Long, spiky leaves didn’t deter volunteers and UniSource employees from rescuing more than a dozen Joshua trees last month from a worksite north of Kingman.
To improve service reliability, UniSource is planning to build a 69-kilovolt (kV) sub-transmission line and a new substation on 2.5 acres near the growing community of Meadview.
The substation site is located amid a dense, high desert forest of Joshua trees, which have lifespans of up to 200 years and live only in the Mojave Desert. Although UniSource was not required by federal or state law to preserve the plants, our Land Resources team reached out to Friends of Arizona Joshua Tree Forest for help with relocating 21 trees from the substation site. The nonprofit group works with the Bureau of Land Management (BLM) to preserve Arizona’s Joshua Tree Forest on the Grapevine Mesa.
“We’re committed to providing our customers with the best service possible, but we also want to be good stewards of the environment,” said Leslie Carpenter, a Senior Environmental and Land Planner. “We recognize the importance of preserving such a unique and sensitive area, and we’re proud to be partners with Friends of Arizona Joshua Tree Forest on this project.”
Pam Steffen, one of the Friends’ founders and a Meadview resident, said the group’s volunteers were more than happy to help with the relocation.
“I think our community sees it as a very important project. It’s a main objective of our group to preserve and protect the forest,” Steffen said. “We’re just very excited that a big company such as UniSource would be interested in transplanting trees and saving them. We hope other developers in the area will consider doing the same.”
During the two-day relocation effort, UniSource employees joined Friends’ volunteers to carefully dig up and relocate the trees under direction from a botanist, local landscapers and retired BLM employees. The team moved the trees about two miles south to an abandoned dirt road between Pierce Ferry and Diamond Bar roads.
“The team sent to complete the project was exceptional in their skills and commitment to doing the best for the trees’ survival,” Steffen said.
The Friends’ group is working with the BLM to reclaim the abandoned roadway by restoring it with Joshua trees rescued from construction sites. (Fans of U2’s top-selling album, “The Joshua Tree,” may be tickled to learn that these trees are indeed being moved to a street with no name.)

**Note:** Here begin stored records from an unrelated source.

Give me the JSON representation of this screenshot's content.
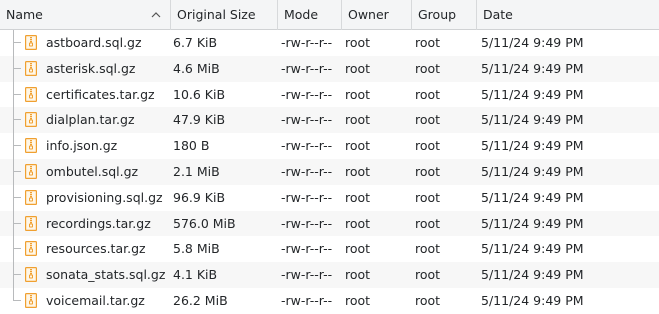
{
  "columns": [
    "Name",
    "Original Size",
    "Mode",
    "Owner",
    "Group",
    "Date"
  ],
  "sort": {
    "column": "Name",
    "direction": "ascending",
    "icon": "chevron-up-icon"
  },
  "file_icon": "archive-file-icon",
  "files": [
    {
      "name": "astboard.sql.gz",
      "size": "6.7 KiB",
      "mode": "-rw-r--r--",
      "owner": "root",
      "group": "root",
      "date": "5/11/24 9:49 PM"
    },
    {
      "name": "asterisk.sql.gz",
      "size": "4.6 MiB",
      "mode": "-rw-r--r--",
      "owner": "root",
      "group": "root",
      "date": "5/11/24 9:49 PM"
    },
    {
      "name": "certificates.tar.gz",
      "size": "10.6 KiB",
      "mode": "-rw-r--r--",
      "owner": "root",
      "group": "root",
      "date": "5/11/24 9:49 PM"
    },
    {
      "name": "dialplan.tar.gz",
      "size": "47.9 KiB",
      "mode": "-rw-r--r--",
      "owner": "root",
      "group": "root",
      "date": "5/11/24 9:49 PM"
    },
    {
      "name": "info.json.gz",
      "size": "180 B",
      "mode": "-rw-r--r--",
      "owner": "root",
      "group": "root",
      "date": "5/11/24 9:49 PM"
    },
    {
      "name": "ombutel.sql.gz",
      "size": "2.1 MiB",
      "mode": "-rw-r--r--",
      "owner": "root",
      "group": "root",
      "date": "5/11/24 9:49 PM"
    },
    {
      "name": "provisioning.sql.gz",
      "size": "96.9 KiB",
      "mode": "-rw-r--r--",
      "owner": "root",
      "group": "root",
      "date": "5/11/24 9:49 PM"
    },
    {
      "name": "recordings.tar.gz",
      "size": "576.0 MiB",
      "mode": "-rw-r--r--",
      "owner": "root",
      "group": "root",
      "date": "5/11/24 9:49 PM"
    },
    {
      "name": "resources.tar.gz",
      "size": "5.8 MiB",
      "mode": "-rw-r--r--",
      "owner": "root",
      "group": "root",
      "date": "5/11/24 9:49 PM"
    },
    {
      "name": "sonata_stats.sql.gz",
      "size": "4.1 KiB",
      "mode": "-rw-r--r--",
      "owner": "root",
      "group": "root",
      "date": "5/11/24 9:49 PM"
    },
    {
      "name": "voicemail.tar.gz",
      "size": "26.2 MiB",
      "mode": "-rw-r--r--",
      "owner": "root",
      "group": "root",
      "date": "5/11/24 9:49 PM"
    }
  ],
  "colors": {
    "header_bg": "#f4f5f6",
    "alt_row_bg": "#f7f7f7",
    "icon_orange": "#f0a030",
    "text": "#232629"
  }
}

The Friends group coordinated a similar Joshua tree rescue in 2020 with the BLM and Mohave County to transplant 21 Joshua trees removed during a road realignment project.